Remember the old adage, “Prevention is better than cure”? Here’s where it fits in perfectly. With these action plans up your sleeve, you’ll be well-equipped to ward off any future leaf-footed bug invasions.
Implementing control strategies consistently and using organic, eco-friendly methods are paramount for winning this bug battle! Keep your eyes open and your knees garden-ready to monitor and assess any significant increase in the leaf-footed bug population.
Preventing these bugs from overwintering and returning the following year is crucial. Strategic garden cleaning and fall treatments can significantly reduce your chances of uninvited guests crashing your garden party next season.
To conclude, maintaining a healthy, leaf-footed bug-free garden may be challenging, but with persistence, a keen eye, and an integrated approach, coming out on top is entirely possible!
Frequently Asked Questions (FAQs)
What are Leaf Footed Bugs?

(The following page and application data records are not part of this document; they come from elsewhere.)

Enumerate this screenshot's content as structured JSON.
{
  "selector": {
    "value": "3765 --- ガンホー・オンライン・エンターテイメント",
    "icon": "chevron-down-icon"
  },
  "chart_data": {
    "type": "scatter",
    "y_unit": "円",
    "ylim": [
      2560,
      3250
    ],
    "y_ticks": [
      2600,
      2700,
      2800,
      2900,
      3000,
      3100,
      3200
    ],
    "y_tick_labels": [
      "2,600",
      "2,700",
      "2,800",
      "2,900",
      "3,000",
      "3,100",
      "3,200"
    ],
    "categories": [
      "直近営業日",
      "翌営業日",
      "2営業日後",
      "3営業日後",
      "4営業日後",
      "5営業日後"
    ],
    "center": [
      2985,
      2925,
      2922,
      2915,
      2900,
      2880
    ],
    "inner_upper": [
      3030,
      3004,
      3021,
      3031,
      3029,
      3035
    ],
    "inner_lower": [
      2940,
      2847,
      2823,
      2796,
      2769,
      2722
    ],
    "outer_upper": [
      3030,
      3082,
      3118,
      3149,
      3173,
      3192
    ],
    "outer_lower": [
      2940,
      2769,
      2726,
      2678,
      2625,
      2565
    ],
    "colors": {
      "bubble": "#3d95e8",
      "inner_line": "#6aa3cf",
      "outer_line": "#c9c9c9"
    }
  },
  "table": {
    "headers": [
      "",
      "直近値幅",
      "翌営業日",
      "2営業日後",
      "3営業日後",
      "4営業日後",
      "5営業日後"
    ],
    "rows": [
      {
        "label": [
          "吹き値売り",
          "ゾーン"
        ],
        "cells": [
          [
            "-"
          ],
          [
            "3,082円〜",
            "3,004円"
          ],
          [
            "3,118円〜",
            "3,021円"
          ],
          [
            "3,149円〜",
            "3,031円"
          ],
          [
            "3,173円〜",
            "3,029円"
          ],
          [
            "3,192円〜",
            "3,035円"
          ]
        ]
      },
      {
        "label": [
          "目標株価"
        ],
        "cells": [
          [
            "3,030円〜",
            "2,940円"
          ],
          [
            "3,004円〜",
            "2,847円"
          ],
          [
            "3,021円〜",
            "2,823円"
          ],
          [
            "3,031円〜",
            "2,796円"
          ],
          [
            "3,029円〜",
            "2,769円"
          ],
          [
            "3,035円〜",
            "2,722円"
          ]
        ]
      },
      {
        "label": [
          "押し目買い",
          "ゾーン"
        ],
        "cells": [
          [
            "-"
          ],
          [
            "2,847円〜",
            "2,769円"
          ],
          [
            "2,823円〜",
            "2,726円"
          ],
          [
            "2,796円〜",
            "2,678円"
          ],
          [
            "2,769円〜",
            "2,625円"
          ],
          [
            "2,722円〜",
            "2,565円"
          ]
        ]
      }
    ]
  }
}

Leaf-footed bugs are common garden pests known for their leaf-like expansions on their hind legs. These bugs are notorious for causing damage to a wide array of plants, including fruits, vegetables, grains, nuts, and ornamentals.
How can I identify Leaf Footed Bugs?
These bugs measure between 1/2 to 2 inches and are typically brown. Their most notable feature is the leaf-like expansion on their hind legs. They’re often confused with assassin bugs, but the latter are solitary hunters, while leaf-footed bugs are more likely to turn up in groups.
What type of damage do Leaf Footed Bugs cause?
Leaf-footed bugs have a piercing-sucking feeding style – they pierce plant tissues with needle-like mouthparts and suck out the sap. This action kick-starts a process of rot, leading to plant infection. They can cause severe damage, particularly to citrus fruits.
How can I control Leaf Footed Bugs?
Integrated Pest Management (IPM) is an effective approach to controlling leaf-footed bugs. This includes combining methods like handpicking bugs, maintaining good garden hygiene, and using beneficial insects. In stubborn infestations, insecticides can be used as a last resort.
How can I prevent future infestation from Leaf Footed Bugs?
Consistent implementation of control strategies and the use of organic, eco-friendly methods can help prevent future invasions. Regular garden cleaning and preventing the bugs from overwintering are crucial. Monitoring your garden for any increase in leaf-footed bug population is also advisable.